Brussels or Bust: Making it Happen

If you would have asked me just even a year ago if I would be addressing a public hearing in European Union Parliament, I wouldn't have even understood the question I don't think. To think that what basically began as an idea, and a not even a terribly well thought out one for that matter for a school project five years ago, would become more and more of a real thing is still quite unfathomable.

Rolf Wiesemes and I, at the invitation of our partners at the Study Centre for National Reconciliation in Slovenia and the Hungarian presidency of the EU, were invited to present our work with Spomenik and the Pervasive Monuments project. Surreal wasn't even the word for it, especially when I used the headphones like you see on TV while French flurried about periodically. Well it is Brussels after all.

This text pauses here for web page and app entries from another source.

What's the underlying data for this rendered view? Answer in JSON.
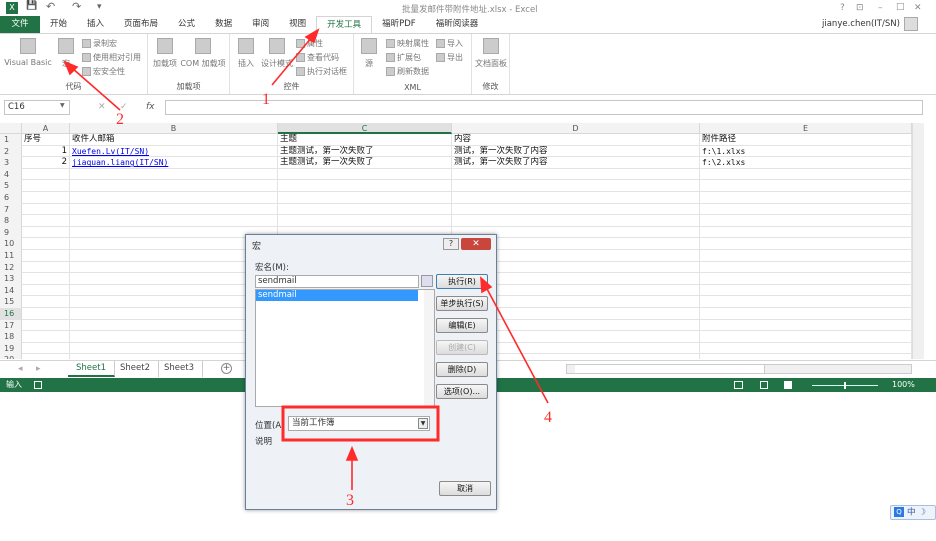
{
  "window": {
    "title": "批量发邮件带附件地址.xlsx - Excel",
    "user": "jianye.chen(IT/SN)",
    "controls": [
      "?",
      "⊡",
      "–",
      "□",
      "✕"
    ]
  },
  "quick_access": {
    "save": "💾",
    "undo": "↶",
    "redo": "↷",
    "customize": "▾"
  },
  "tabs": [
    "文件",
    "开始",
    "插入",
    "页面布局",
    "公式",
    "数据",
    "审阅",
    "视图",
    "开发工具",
    "福昕PDF",
    "福昕阅读器"
  ],
  "active_tab": "开发工具",
  "ribbon": {
    "groups": [
      {
        "label": "代码",
        "buttons": [
          "Visual Basic",
          "宏"
        ],
        "small": [
          "录制宏",
          "使用相对引用",
          "宏安全性"
        ]
      },
      {
        "label": "加载项",
        "buttons": [
          "加载项",
          "COM 加载项"
        ]
      },
      {
        "label": "控件",
        "buttons": [
          "插入",
          "设计模式"
        ],
        "small": [
          "属性",
          "查看代码",
          "执行对话框"
        ]
      },
      {
        "label": "XML",
        "buttons": [
          "源"
        ],
        "small": [
          "映射属性",
          "扩展包",
          "刷新数据",
          "导入",
          "导出"
        ]
      },
      {
        "label": "修改",
        "buttons": [
          "文档面板"
        ]
      }
    ]
  },
  "formula_bar": {
    "name_box": "C16",
    "cancel": "✕",
    "enter": "✓",
    "fx": "fx",
    "value": ""
  },
  "sheet": {
    "columns": [
      "A",
      "B",
      "C",
      "D",
      "E"
    ],
    "selected_column": "C",
    "selected_row": 16,
    "row_count": 20,
    "rows": [
      [
        "序号",
        "收件人邮箱",
        "主题",
        "内容",
        "附件路径"
      ],
      [
        "1",
        "Xuefen.Lv(IT/SN)",
        "主题测试，第一次失败了",
        "测试，第一次失败了内容",
        "f:\\1.xlxs"
      ],
      [
        "2",
        "jiaquan.liang(IT/SN)",
        "主题测试，第一次失败了",
        "测试，第一次失败了内容",
        "f:\\2.xlxs"
      ]
    ]
  },
  "sheet_tabs": [
    "Sheet1",
    "Sheet2",
    "Sheet3"
  ],
  "active_sheet": "Sheet1",
  "status": {
    "mode": "输入",
    "zoom": "100%"
  },
  "dialog": {
    "title": "宏",
    "name_label": "宏名(M):",
    "name_value": "sendmail",
    "list": [
      "sendmail"
    ],
    "buttons": [
      "执行(R)",
      "单步执行(S)",
      "编辑(E)",
      "创建(C)",
      "删除(D)",
      "选项(O)..."
    ],
    "disabled": "创建(C)",
    "location_label": "位置(A)",
    "location_value": "当前工作簿",
    "description_label": "说明",
    "cancel": "取消"
  },
  "annotations": [
    "1",
    "2",
    "3",
    "4"
  ],
  "annotation_color": "#ff2a2a",
  "ime": {
    "lang": "中",
    "moon": "☽"
  },
  "colors": {
    "excel_green": "#217346",
    "link": "#0000ee"
  }
}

Basically, this was way more interesting that any design conference ever could be, and I think its because of this idea of making things happen. Governments, believe it or not, make things happen. Businesses make things happen. If you're like Laszlo Tokes, you're used to making it happen. Before he was vice president of the EU, he was an ethnic Hungarian pastor in Romania who kicked off the revolution that got rid of Ceaușescu. You don't make plans for it and hope somebody sorts it out for you.

With design, no matter what anyone tells you about on-demand manufacturing this and 140 character instantaneity, things that matter don't happen overnight. They take long, hard slogs, countless hearings and subcommittee working groups on resolutions of condemnation and countless iterations. What most people would call design that I've done on this project has taken me about an hour in the past year. The rest of it has been everything from managing an international project, to hanging out with 80 year old ex-guerrillas looking at mass graves to spending years tracking down lists of dead people. I guess it's all design too in some way. Putting it all together, making it happen.